Krain also complains that no evidence, other than the guilty plea itself, was offered on the subject of "substantial relationship." Krain contends that without additional evidence, the Board's decision effectively constitutes a presumption that a violation of Penal Code section 653f, subdivision (a) meets the substantial relationship test. Krain argues that the Board is not permitted to make such a presumption because section 2236.1 lists certain offenses that are conclusively presumed to meet the substantial relationship test and that list does not include violations of Penal Code section 653f. (§ 2236.1, subd. (c).)
Krain misperceives the purpose of the presumption created in subdivision (c) of section 2236.1. That presumption renders it unnecessary for the Board to hold a hearing on the issue of substantial relationship. (See § 2236.1, subd. (c).) In all other instances, a hearing is required. We find no indication that the hearing requirement imposes additional evidentiary requirements on the Board in deciding the substantial relationship issue.
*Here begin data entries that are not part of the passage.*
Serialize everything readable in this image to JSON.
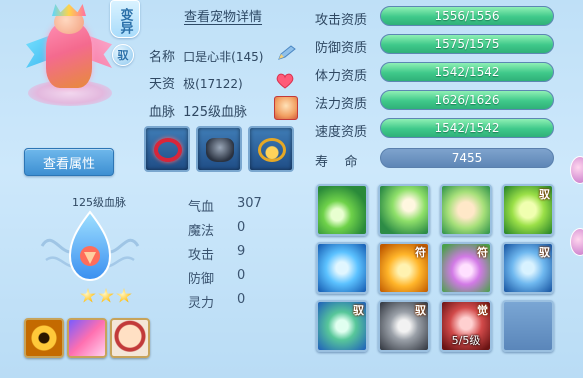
{
  "pet": {
    "mutate_label": "变异",
    "tame_label": "驭",
    "view_detail_label": "查看宠物详情",
    "view_attr_label": "查看属性",
    "name_label": "名称",
    "name_value": "口是心非(145)",
    "aptitude_label": "天资",
    "aptitude_value": "极(17122)",
    "bloodline_label": "血脉",
    "bloodline_value": "125级血脉"
  },
  "bloodline": {
    "title": "125级血脉",
    "stars": 3
  },
  "stats": [
    {
      "label": "气血",
      "value": "307"
    },
    {
      "label": "魔法",
      "value": "0"
    },
    {
      "label": "攻击",
      "value": "9"
    },
    {
      "label": "防御",
      "value": "0"
    },
    {
      "label": "灵力",
      "value": "0"
    }
  ],
  "qualifications": [
    {
      "label": "攻击资质",
      "text": "1556/1556",
      "fraction": 1.0
    },
    {
      "label": "防御资质",
      "text": "1575/1575",
      "fraction": 1.0
    },
    {
      "label": "体力资质",
      "text": "1542/1542",
      "fraction": 1.0
    },
    {
      "label": "法力资质",
      "text": "1626/1626",
      "fraction": 1.0
    },
    {
      "label": "速度资质",
      "text": "1542/1542",
      "fraction": 1.0
    }
  ],
  "lifespan": {
    "label": "寿    命",
    "value": "7455"
  },
  "skills": {
    "tag_fu": "符",
    "tag_yu": "驭",
    "tag_jue": "觉",
    "awaken_level": "5/5级"
  },
  "colors": {
    "bar_fill": "#3fc98a",
    "bar_track": "#6f97bf",
    "button": "#3d8fd2"
  }
}
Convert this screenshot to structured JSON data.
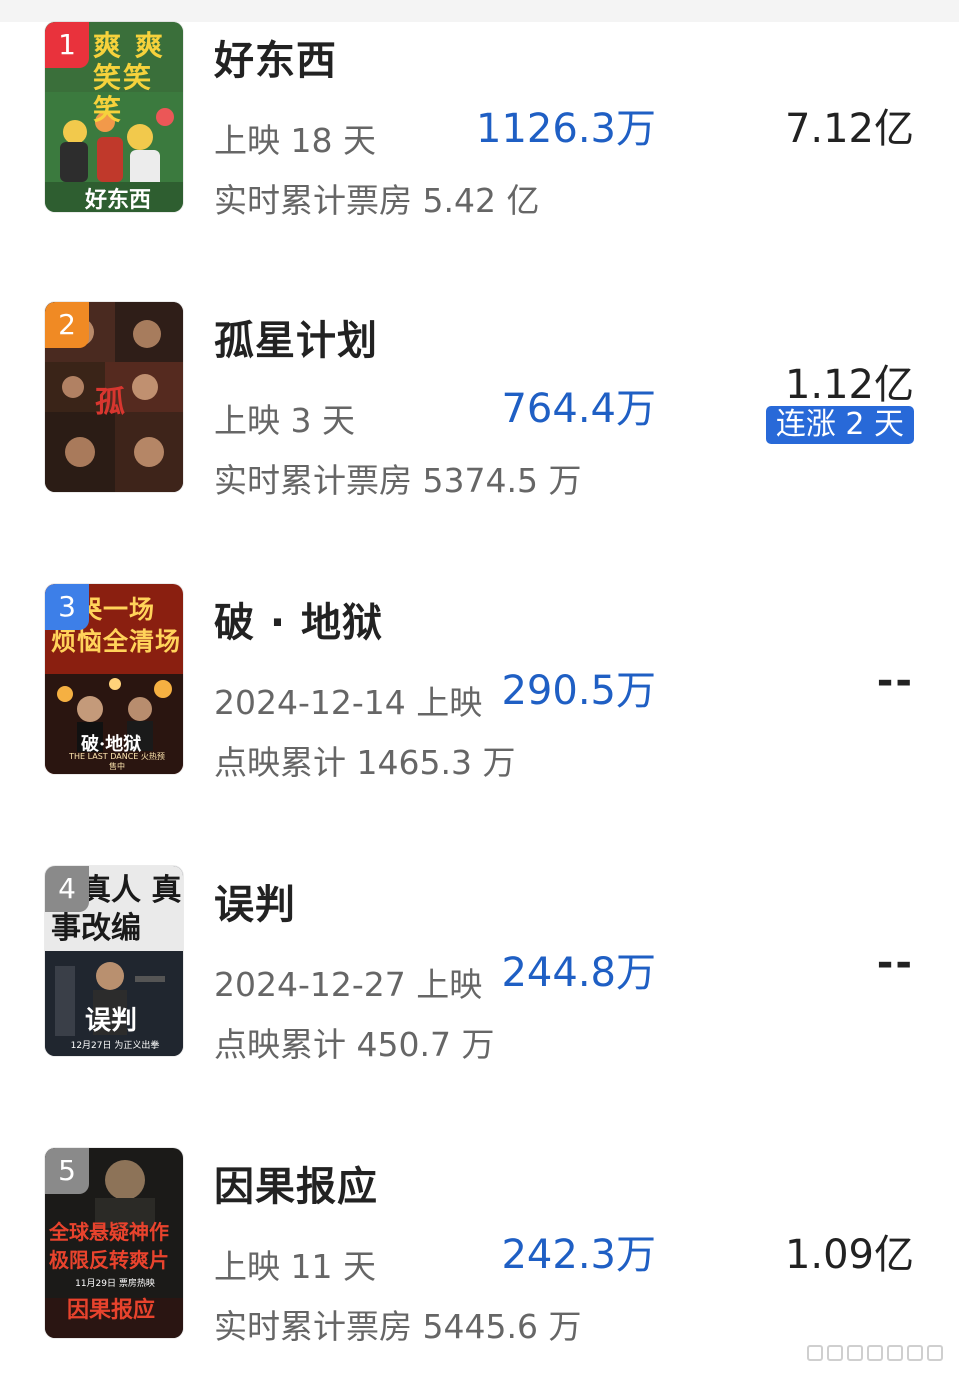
{
  "colors": {
    "accent": "#1f5fc4",
    "tag_bg": "#2869d8",
    "rank1": "#e9323c",
    "rank2": "#f08a24",
    "rank3": "#3d7fe8",
    "rank4": "#8a8a8a",
    "rank5": "#8a8a8a"
  },
  "movies": [
    {
      "rank": "1",
      "title": "好东西",
      "line1": "上映 18 天",
      "line2": "实时累计票房 5.42 亿",
      "daily": "1126.3万",
      "total": "7.12亿",
      "tag": "",
      "poster_text": "爽 爽 笑笑笑",
      "poster_title": "好东西"
    },
    {
      "rank": "2",
      "title": "孤星计划",
      "line1": "上映 3 天",
      "line2": "实时累计票房 5374.5 万",
      "daily": "764.4万",
      "total": "1.12亿",
      "tag": "连涨 2 天",
      "poster_text": "",
      "poster_title": ""
    },
    {
      "rank": "3",
      "title": "破 · 地狱",
      "line1": "2024-12-14 上映",
      "line2": "点映累计 1465.3 万",
      "daily": "290.5万",
      "total": "--",
      "tag": "",
      "poster_text": "大哭一场 烦恼全清场",
      "poster_title": "破·地狱",
      "poster_sub": "THE LAST DANCE 火热预售中"
    },
    {
      "rank": "4",
      "title": "误判",
      "line1": "2024-12-27 上映",
      "line2": "点映累计 450.7 万",
      "daily": "244.8万",
      "total": "--",
      "tag": "",
      "poster_text": "据真人 真事改编",
      "poster_title": "误判",
      "poster_sub": "12月27日 为正义出拳"
    },
    {
      "rank": "5",
      "title": "因果报应",
      "line1": "上映 11 天",
      "line2": "实时累计票房 5445.6 万",
      "daily": "242.3万",
      "total": "1.09亿",
      "tag": "",
      "poster_text": "全球悬疑神作 极限反转爽片",
      "poster_title": "因果报应",
      "poster_sub": "11月29日 票房热映"
    }
  ]
}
Krain also contends that the Board was barred by collateral, promissory and equitable estoppel from finding that his conviction was substantially related to his qualifications as a physician. Krain's estoppel arguments rely on the trial court's express finding in Krain's criminal proceeding that "the crime to which [Krain] is going to plead guilty is not a crime that is associated with the practice of medicine." We initially respond that the trial court's finding does not appear to consider the precise question presented by section 2236—whether the crime is "substantially related to the qualifications, functions, or duties of a physician and surgeon...." (See § 2236, subd. (a).)
We also reject Krain's reliance on these three forms of estoppel because his brief makes only "passing reference" to these issues without adequate argument or citation to authority. (Dills v. Redwoods Associates, Ltd. (1994) 28 Cal.App.4th 888, 890, fn. 1, 33 Cal.Rptr.2d 838) "We will not develop [Krain's] arguments for [him], and therefore decline to reach [these] issues...." (Ibid.)
For the reasons we have just given, we conclude that Krain's conviction may properly be considered as a basis for discipline.
We dismiss Krain's appeals and deny the petition for extraordinary writ of mandamus.
HANING, J., and STEVENS, J., concur.